# Quasi Monte-Carlo & Longstaff-Schwartz American Option price

In the book Monte Carlo Methods in Financial Engineering, Glasserman explains that if one reuses the paths used in the optimization procedure for the parameters of the exercise boundary (in this case the result of the regression in Longstaff-Schwartz method) to compute the Monte-Carlo mean value, we will introduce a bias: the estimate will be biased high because it will include knowledge about future paths.

However Longstaff and Schwartz seem to just reuse the paths in their paper, and Glasserman himself, when presenting Longstaff-Schwartz method later in the book just use the same paths for the regression and to compute the Monte-Carlo mean value.

How large is this bias? What is the correct methodology?

I have tried with Sobol quasi random numbers to evaluate that bias on a simple Bermudan put option of maturity 180 days, exercisable at 30 days, 60 days, 120 days and 180 days using a Black Scholes volatility of 20% and a dividend yield of 6%. As a reference I use a finite difference solver based on TR-BDF2.

I found it particularly difficult to evaluate it: should we use the same number of paths for the 2 methods or should we use the same number of paths for the monte carlo mean computation only? Should we use the same number of paths for regression and for monte carlo mean computation or should the monte carlo mean computation use much more paths?

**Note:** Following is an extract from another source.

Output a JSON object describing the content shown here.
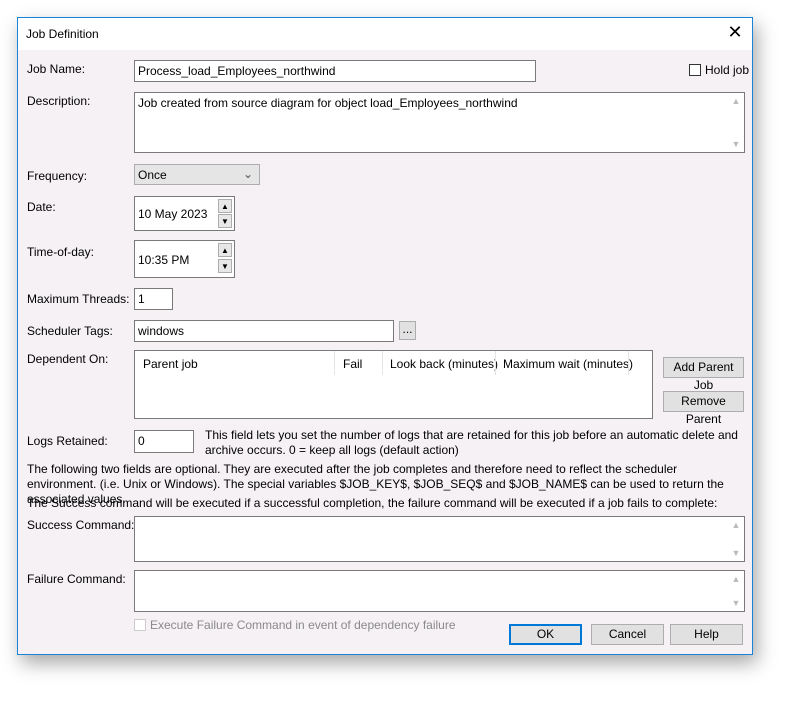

I have tried those combinations and was able to clearly see the bias only in one case: a large number of paths for the Monte-Carlo mean computation compared to the number of paths used for the regression using a fixed total number of paths of 256*1024+1, and 32*1024+1 paths for the regression.

FDM price=2.83858387194312